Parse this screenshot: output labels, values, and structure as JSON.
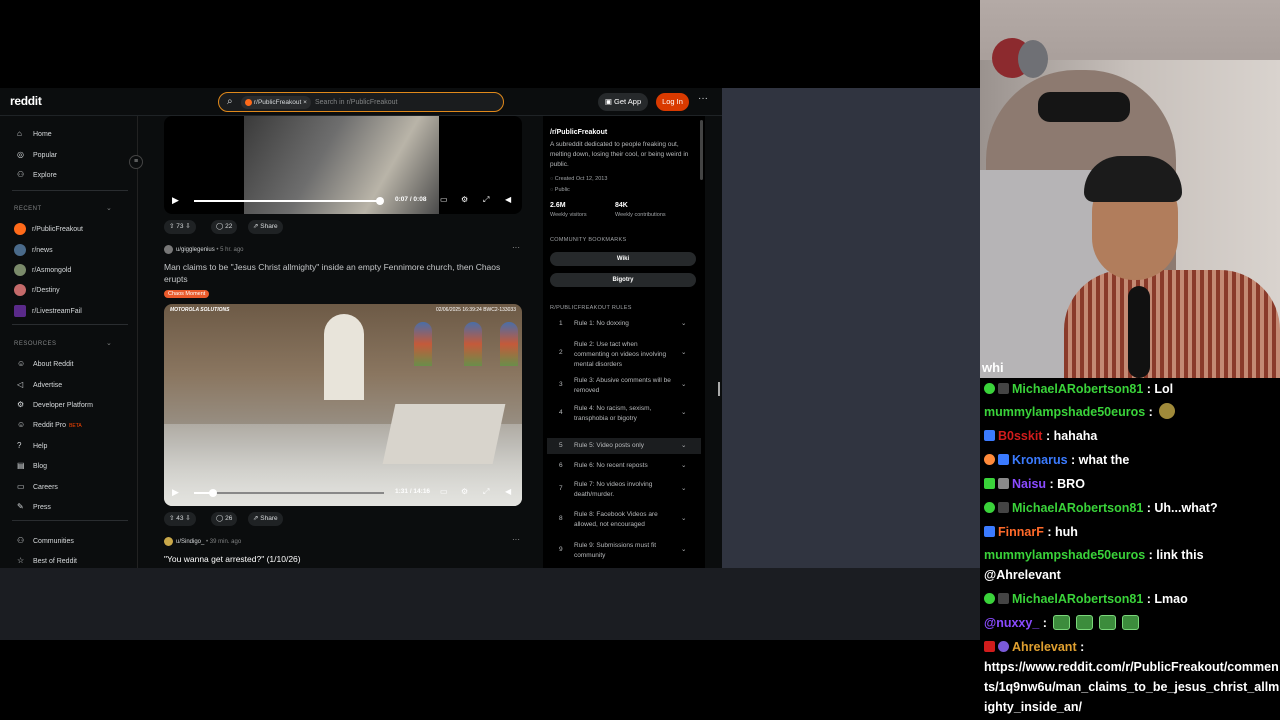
{
  "browser": {
    "logo": "reddit",
    "search": {
      "chip": "r/PublicFreakout",
      "chip_close": "×",
      "placeholder": "Search in r/PublicFreakout"
    },
    "get_app": "Get App",
    "login": "Log In",
    "more": "···"
  },
  "nav": {
    "main": [
      {
        "label": "Home",
        "icon": "home-icon"
      },
      {
        "label": "Popular",
        "icon": "popular-icon"
      },
      {
        "label": "Explore",
        "icon": "explore-icon"
      }
    ],
    "recent_header": "RECENT",
    "recent": [
      "r/PublicFreakout",
      "r/news",
      "r/Asmongold",
      "r/Destiny",
      "r/LivestreamFail"
    ],
    "resources_header": "RESOURCES",
    "resources": [
      "About Reddit",
      "Advertise",
      "Developer Platform",
      "Reddit Pro",
      "Help",
      "Blog",
      "Careers",
      "Press"
    ],
    "beta": "BETA",
    "bottom": [
      "Communities",
      "Best of Reddit"
    ]
  },
  "feed": {
    "video1": {
      "time": "0:07 / 0:08",
      "progress": 1.0
    },
    "post1_actions": {
      "votes": "73",
      "comments": "22",
      "share": "Share"
    },
    "post2": {
      "user": "u/gigglegenius",
      "age": "• 5 hr. ago",
      "title": "Man claims to be \"Jesus Christ allmighty\" inside an empty Fennimore church, then Chaos erupts",
      "flair": "Chaos Moment",
      "osd_brand": "MOTOROLA SOLUTIONS",
      "osd_stamp": "02/06/2025 16:39:24  BWC2-133033",
      "time": "1:31 / 14:16",
      "progress": 0.1,
      "votes": "43",
      "comments": "26",
      "share": "Share"
    },
    "post3": {
      "user": "u/Sindigo_",
      "age": "• 39 min. ago",
      "title": "\"You wanna get arrested?\" (1/10/26)"
    }
  },
  "sidebar": {
    "title": "/r/PublicFreakout",
    "description": "A subreddit dedicated to people freaking out, melting down, losing their cool, or being weird in public.",
    "created": "Created Oct 12, 2013",
    "visibility": "Public",
    "stats": [
      {
        "value": "2.6M",
        "label": "Weekly visitors"
      },
      {
        "value": "84K",
        "label": "Weekly contributions"
      }
    ],
    "bookmarks_header": "COMMUNITY BOOKMARKS",
    "bookmarks": [
      "Wiki",
      "Bigotry"
    ],
    "rules_header": "R/PUBLICFREAKOUT RULES",
    "rules": [
      {
        "n": "1",
        "text": "Rule 1: No doxxing"
      },
      {
        "n": "2",
        "text": "Rule 2: Use tact when commenting on videos involving mental disorders"
      },
      {
        "n": "3",
        "text": "Rule 3: Abusive comments will be removed"
      },
      {
        "n": "4",
        "text": "Rule 4: No racism, sexism, transphobia or bigotry"
      },
      {
        "n": "5",
        "text": "Rule 5: Video posts only"
      },
      {
        "n": "6",
        "text": "Rule 6: No recent reposts"
      },
      {
        "n": "7",
        "text": "Rule 7: No videos involving death/murder."
      },
      {
        "n": "8",
        "text": "Rule 8: Facebook Videos are allowed, not encouraged"
      },
      {
        "n": "9",
        "text": "Rule 9: Submissions must fit community"
      }
    ]
  },
  "webcam": {
    "caption": "whi"
  },
  "chat": [
    {
      "user": "MichaelARobertson81",
      "color": "#3ad33a",
      "text": " : Lol"
    },
    {
      "user": "mummylampshade50euros",
      "color": "#3ad33a",
      "text": " : "
    },
    {
      "user": "B0sskit",
      "color": "#d11c1c",
      "text": " : hahaha"
    },
    {
      "user": "Kronarus",
      "color": "#3b7bff",
      "text": " : what the"
    },
    {
      "user": "Naisu",
      "color": "#8a4bff",
      "text": " : BRO"
    },
    {
      "user": "MichaelARobertson81",
      "color": "#3ad33a",
      "text": " : Uh...what?"
    },
    {
      "user": "FinnarF",
      "color": "#ff6a2a",
      "text": " : huh"
    },
    {
      "user": "mummylampshade50euros",
      "color": "#3ad33a",
      "text": " : link this @Ahrelevant"
    },
    {
      "user": "MichaelARobertson81",
      "color": "#3ad33a",
      "text": " : Lmao"
    },
    {
      "user": "@nuxxy_",
      "color": "#8a4bff",
      "text": " : "
    },
    {
      "user": "Ahrelevant",
      "color": "#e0a030",
      "text": " :"
    },
    {
      "user": "",
      "color": "#ffffff",
      "text": "https://www.reddit.com/r/PublicFreakout/comments/1q9nw6u/man_claims_to_be_jesus_christ_allmighty_inside_an/"
    }
  ]
}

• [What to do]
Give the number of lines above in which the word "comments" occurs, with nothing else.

• [Response to the task]
4